TASK ITEM:
Pictures in the records are to be excluded from an otherwise exact copy.

EXERCISE DATA:

--------------------------------

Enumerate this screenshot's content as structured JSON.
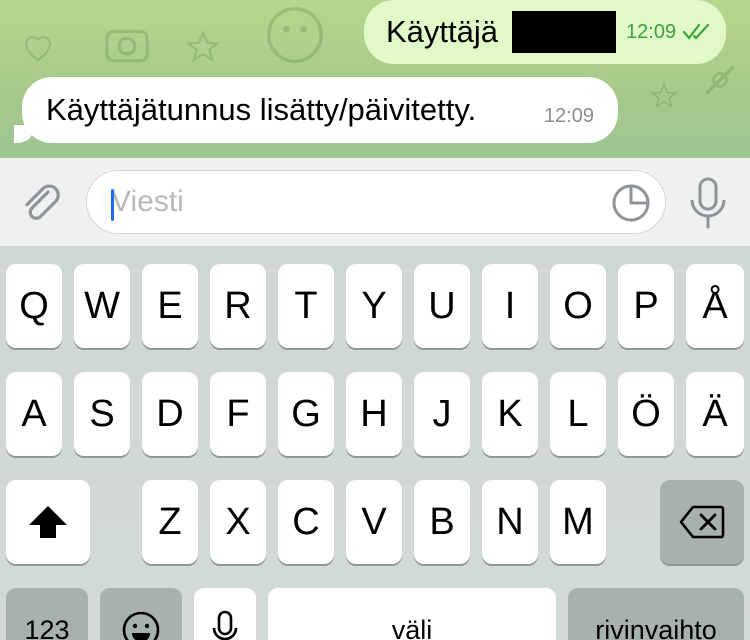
{
  "chat": {
    "outgoing": {
      "text": "Käyttäjä",
      "time": "12:09"
    },
    "incoming": {
      "text": "Käyttäjätunnus lisätty/päivitetty.",
      "time": "12:09"
    }
  },
  "input": {
    "placeholder": "Viesti"
  },
  "keyboard": {
    "row1": [
      "Q",
      "W",
      "E",
      "R",
      "T",
      "Y",
      "U",
      "I",
      "O",
      "P",
      "Å"
    ],
    "row2": [
      "A",
      "S",
      "D",
      "F",
      "G",
      "H",
      "J",
      "K",
      "L",
      "Ö",
      "Ä"
    ],
    "row3": [
      "Z",
      "X",
      "C",
      "V",
      "B",
      "N",
      "M"
    ],
    "numbers_label": "123",
    "space_label": "väli",
    "return_label": "rivinvaihto"
  },
  "colors": {
    "accent_blue": "#1d6cf5",
    "outgoing_bubble": "#e1f8c9",
    "read_ticks": "#3da33a"
  },
  "icons": {
    "attach": "paperclip-icon",
    "sticker": "sticker-icon",
    "voice": "microphone-icon",
    "shift": "shift-arrow-icon",
    "delete": "backspace-icon",
    "emoji": "emoji-icon",
    "dictation": "dictation-mic-icon"
  }
}
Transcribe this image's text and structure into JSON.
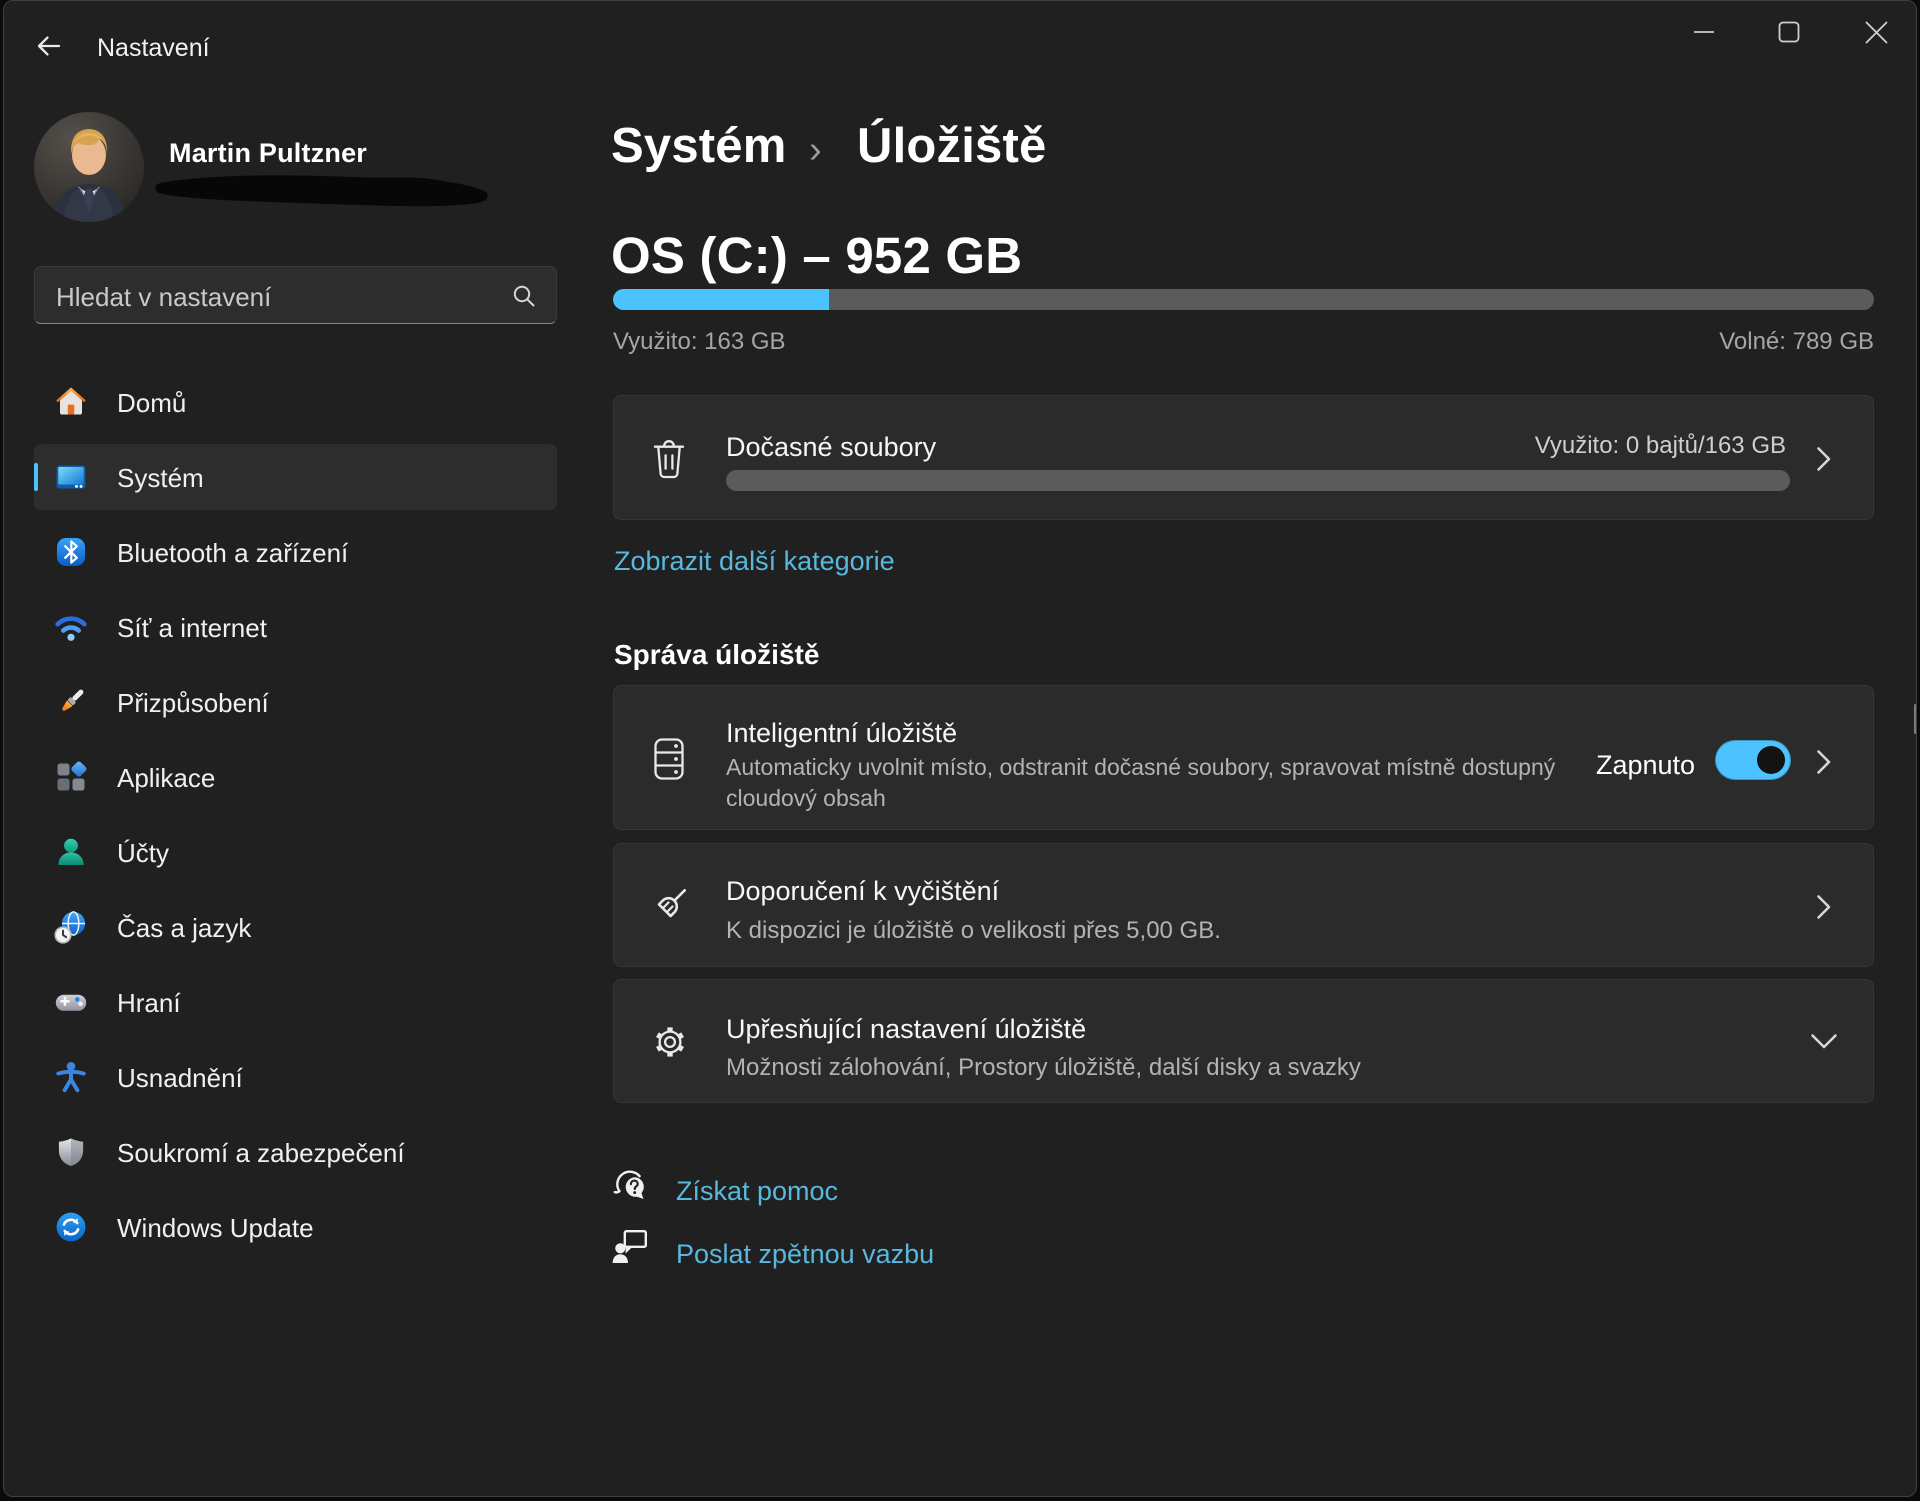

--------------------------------

SOLVED EXERCISE:
Enumerate this screenshot's content as structured JSON.
{
  "chat": {
    "outgoing": {
      "text": "Käyttäjä",
      "time": "12:09"
    },
    "incoming": {
      "text": "Käyttäjätunnus lisätty/päivitetty.",
      "time": "12:09"
    }
  },
  "input": {
    "placeholder": "Viesti"
  },
  "keyboard": {
    "row1": [
      "Q",
      "W",
      "E",
      "R",
      "T",
      "Y",
      "U",
      "I",
      "O",
      "P",
      "Å"
    ],
    "row2": [
      "A",
      "S",
      "D",
      "F",
      "G",
      "H",
      "J",
      "K",
      "L",
      "Ö",
      "Ä"
    ],
    "row3": [
      "Z",
      "X",
      "C",
      "V",
      "B",
      "N",
      "M"
    ],
    "numbers_label": "123",
    "space_label": "väli",
    "return_label": "rivinvaihto"
  },
  "colors": {
    "accent_blue": "#1d6cf5",
    "outgoing_bubble": "#e1f8c9",
    "read_ticks": "#3da33a"
  },
  "icons": {
    "attach": "paperclip-icon",
    "sticker": "sticker-icon",
    "voice": "microphone-icon",
    "shift": "shift-arrow-icon",
    "delete": "backspace-icon",
    "emoji": "emoji-icon",
    "dictation": "dictation-mic-icon"
  }
}
Transcribe this image's text and structure into JSON.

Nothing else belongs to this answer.